Instructions for the task ▸
The entries follow. Please return all of them exactly.

Records supplied ▸
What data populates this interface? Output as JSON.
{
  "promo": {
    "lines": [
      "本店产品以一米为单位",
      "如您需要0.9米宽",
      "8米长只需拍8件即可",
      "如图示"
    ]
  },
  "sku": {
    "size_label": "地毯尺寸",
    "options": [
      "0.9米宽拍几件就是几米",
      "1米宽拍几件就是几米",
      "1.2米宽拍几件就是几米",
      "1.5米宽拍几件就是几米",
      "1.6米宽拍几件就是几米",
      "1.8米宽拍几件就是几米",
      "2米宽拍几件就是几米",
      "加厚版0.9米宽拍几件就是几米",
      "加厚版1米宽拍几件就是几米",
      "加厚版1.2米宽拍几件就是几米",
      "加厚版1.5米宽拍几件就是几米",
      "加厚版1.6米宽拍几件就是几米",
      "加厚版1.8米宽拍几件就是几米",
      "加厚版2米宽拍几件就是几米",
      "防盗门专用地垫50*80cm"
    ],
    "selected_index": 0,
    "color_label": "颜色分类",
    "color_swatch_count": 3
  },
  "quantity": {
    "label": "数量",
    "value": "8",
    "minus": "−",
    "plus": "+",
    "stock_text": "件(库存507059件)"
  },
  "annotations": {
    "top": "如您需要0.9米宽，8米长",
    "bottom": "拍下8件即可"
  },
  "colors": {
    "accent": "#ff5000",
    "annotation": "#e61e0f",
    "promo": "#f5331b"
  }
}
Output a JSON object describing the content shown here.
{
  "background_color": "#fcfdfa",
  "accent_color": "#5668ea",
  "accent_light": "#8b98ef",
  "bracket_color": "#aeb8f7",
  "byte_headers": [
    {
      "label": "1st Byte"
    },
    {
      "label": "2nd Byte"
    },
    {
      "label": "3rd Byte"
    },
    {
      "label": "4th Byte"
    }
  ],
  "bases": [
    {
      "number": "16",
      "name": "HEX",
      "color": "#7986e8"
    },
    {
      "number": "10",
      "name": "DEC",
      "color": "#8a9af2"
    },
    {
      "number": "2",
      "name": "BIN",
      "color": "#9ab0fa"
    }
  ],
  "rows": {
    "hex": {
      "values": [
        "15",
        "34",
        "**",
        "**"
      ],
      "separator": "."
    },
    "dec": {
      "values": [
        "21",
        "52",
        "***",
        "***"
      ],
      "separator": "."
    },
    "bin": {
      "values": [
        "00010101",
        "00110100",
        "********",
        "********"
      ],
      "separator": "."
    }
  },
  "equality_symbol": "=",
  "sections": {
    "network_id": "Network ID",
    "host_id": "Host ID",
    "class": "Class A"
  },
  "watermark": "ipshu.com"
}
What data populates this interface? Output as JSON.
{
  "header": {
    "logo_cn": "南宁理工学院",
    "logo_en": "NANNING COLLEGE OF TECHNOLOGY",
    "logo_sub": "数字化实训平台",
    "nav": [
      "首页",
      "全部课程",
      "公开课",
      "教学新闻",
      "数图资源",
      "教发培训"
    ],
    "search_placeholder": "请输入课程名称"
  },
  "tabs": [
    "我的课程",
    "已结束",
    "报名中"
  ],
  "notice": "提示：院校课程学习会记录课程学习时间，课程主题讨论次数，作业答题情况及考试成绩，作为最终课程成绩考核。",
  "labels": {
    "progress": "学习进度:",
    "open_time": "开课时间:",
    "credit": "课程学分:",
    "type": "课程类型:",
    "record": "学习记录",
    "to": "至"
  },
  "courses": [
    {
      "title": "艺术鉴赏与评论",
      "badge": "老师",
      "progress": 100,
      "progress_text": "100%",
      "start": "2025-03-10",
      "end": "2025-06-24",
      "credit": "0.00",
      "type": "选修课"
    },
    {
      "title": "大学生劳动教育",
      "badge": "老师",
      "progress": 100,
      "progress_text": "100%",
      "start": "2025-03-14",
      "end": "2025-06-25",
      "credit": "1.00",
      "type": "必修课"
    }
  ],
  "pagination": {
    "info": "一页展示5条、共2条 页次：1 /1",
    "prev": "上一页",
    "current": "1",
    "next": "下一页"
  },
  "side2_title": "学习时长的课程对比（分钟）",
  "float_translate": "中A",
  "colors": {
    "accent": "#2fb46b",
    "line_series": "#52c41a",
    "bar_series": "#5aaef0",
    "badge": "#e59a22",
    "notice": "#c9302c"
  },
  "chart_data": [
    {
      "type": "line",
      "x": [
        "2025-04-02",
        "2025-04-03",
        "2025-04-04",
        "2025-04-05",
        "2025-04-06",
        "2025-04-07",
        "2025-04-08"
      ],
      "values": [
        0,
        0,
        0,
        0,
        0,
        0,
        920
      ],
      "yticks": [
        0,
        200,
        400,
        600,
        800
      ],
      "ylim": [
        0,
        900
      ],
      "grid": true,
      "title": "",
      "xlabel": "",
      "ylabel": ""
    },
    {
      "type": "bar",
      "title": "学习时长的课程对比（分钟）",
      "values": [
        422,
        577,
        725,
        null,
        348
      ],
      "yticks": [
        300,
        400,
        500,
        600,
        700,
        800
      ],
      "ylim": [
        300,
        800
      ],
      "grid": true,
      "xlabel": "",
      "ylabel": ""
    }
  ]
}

Written response ▸
What data populates this interface? Output as JSON.
{
  "promo": {
    "lines": [
      "本店产品以一米为单位",
      "如您需要0.9米宽",
      "8米长只需拍8件即可",
      "如图示"
    ]
  },
  "sku": {
    "size_label": "地毯尺寸",
    "options": [
      "0.9米宽拍几件就是几米",
      "1米宽拍几件就是几米",
      "1.2米宽拍几件就是几米",
      "1.5米宽拍几件就是几米",
      "1.6米宽拍几件就是几米",
      "1.8米宽拍几件就是几米",
      "2米宽拍几件就是几米",
      "加厚版0.9米宽拍几件就是几米",
      "加厚版1米宽拍几件就是几米",
      "加厚版1.2米宽拍几件就是几米",
      "加厚版1.5米宽拍几件就是几米",
      "加厚版1.6米宽拍几件就是几米",
      "加厚版1.8米宽拍几件就是几米",
      "加厚版2米宽拍几件就是几米",
      "防盗门专用地垫50*80cm"
    ],
    "selected_index": 0,
    "color_label": "颜色分类",
    "color_swatch_count": 3
  },
  "quantity": {
    "label": "数量",
    "value": "8",
    "minus": "−",
    "plus": "+",
    "stock_text": "件(库存507059件)"
  },
  "annotations": {
    "top": "如您需要0.9米宽，8米长",
    "bottom": "拍下8件即可"
  },
  "colors": {
    "accent": "#ff5000",
    "annotation": "#e61e0f",
    "promo": "#f5331b"
  }
}
Output a JSON object describing the content shown here.
{
  "background_color": "#fcfdfa",
  "accent_color": "#5668ea",
  "accent_light": "#8b98ef",
  "bracket_color": "#aeb8f7",
  "byte_headers": [
    {
      "label": "1st Byte"
    },
    {
      "label": "2nd Byte"
    },
    {
      "label": "3rd Byte"
    },
    {
      "label": "4th Byte"
    }
  ],
  "bases": [
    {
      "number": "16",
      "name": "HEX",
      "color": "#7986e8"
    },
    {
      "number": "10",
      "name": "DEC",
      "color": "#8a9af2"
    },
    {
      "number": "2",
      "name": "BIN",
      "color": "#9ab0fa"
    }
  ],
  "rows": {
    "hex": {
      "values": [
        "15",
        "34",
        "**",
        "**"
      ],
      "separator": "."
    },
    "dec": {
      "values": [
        "21",
        "52",
        "***",
        "***"
      ],
      "separator": "."
    },
    "bin": {
      "values": [
        "00010101",
        "00110100",
        "********",
        "********"
      ],
      "separator": "."
    }
  },
  "equality_symbol": "=",
  "sections": {
    "network_id": "Network ID",
    "host_id": "Host ID",
    "class": "Class A"
  },
  "watermark": "ipshu.com"
}
What data populates this interface? Output as JSON.
{
  "header": {
    "logo_cn": "南宁理工学院",
    "logo_en": "NANNING COLLEGE OF TECHNOLOGY",
    "logo_sub": "数字化实训平台",
    "nav": [
      "首页",
      "全部课程",
      "公开课",
      "教学新闻",
      "数图资源",
      "教发培训"
    ],
    "search_placeholder": "请输入课程名称"
  },
  "tabs": [
    "我的课程",
    "已结束",
    "报名中"
  ],
  "notice": "提示：院校课程学习会记录课程学习时间，课程主题讨论次数，作业答题情况及考试成绩，作为最终课程成绩考核。",
  "labels": {
    "progress": "学习进度:",
    "open_time": "开课时间:",
    "credit": "课程学分:",
    "type": "课程类型:",
    "record": "学习记录",
    "to": "至"
  },
  "courses": [
    {
      "title": "艺术鉴赏与评论",
      "badge": "老师",
      "progress": 100,
      "progress_text": "100%",
      "start": "2025-03-10",
      "end": "2025-06-24",
      "credit": "0.00",
      "type": "选修课"
    },
    {
      "title": "大学生劳动教育",
      "badge": "老师",
      "progress": 100,
      "progress_text": "100%",
      "start": "2025-03-14",
      "end": "2025-06-25",
      "credit": "1.00",
      "type": "必修课"
    }
  ],
  "pagination": {
    "info": "一页展示5条、共2条 页次：1 /1",
    "prev": "上一页",
    "current": "1",
    "next": "下一页"
  },
  "side2_title": "学习时长的课程对比（分钟）",
  "float_translate": "中A",
  "colors": {
    "accent": "#2fb46b",
    "line_series": "#52c41a",
    "bar_series": "#5aaef0",
    "badge": "#e59a22",
    "notice": "#c9302c"
  },
  "chart_data": [
    {
      "type": "line",
      "x": [
        "2025-04-02",
        "2025-04-03",
        "2025-04-04",
        "2025-04-05",
        "2025-04-06",
        "2025-04-07",
        "2025-04-08"
      ],
      "values": [
        0,
        0,
        0,
        0,
        0,
        0,
        920
      ],
      "yticks": [
        0,
        200,
        400,
        600,
        800
      ],
      "ylim": [
        0,
        900
      ],
      "grid": true,
      "title": "",
      "xlabel": "",
      "ylabel": ""
    },
    {
      "type": "bar",
      "title": "学习时长的课程对比（分钟）",
      "values": [
        422,
        577,
        725,
        null,
        348
      ],
      "yticks": [
        300,
        400,
        500,
        600,
        700,
        800
      ],
      "ylim": [
        300,
        800
      ],
      "grid": true,
      "xlabel": "",
      "ylabel": ""
    }
  ]
}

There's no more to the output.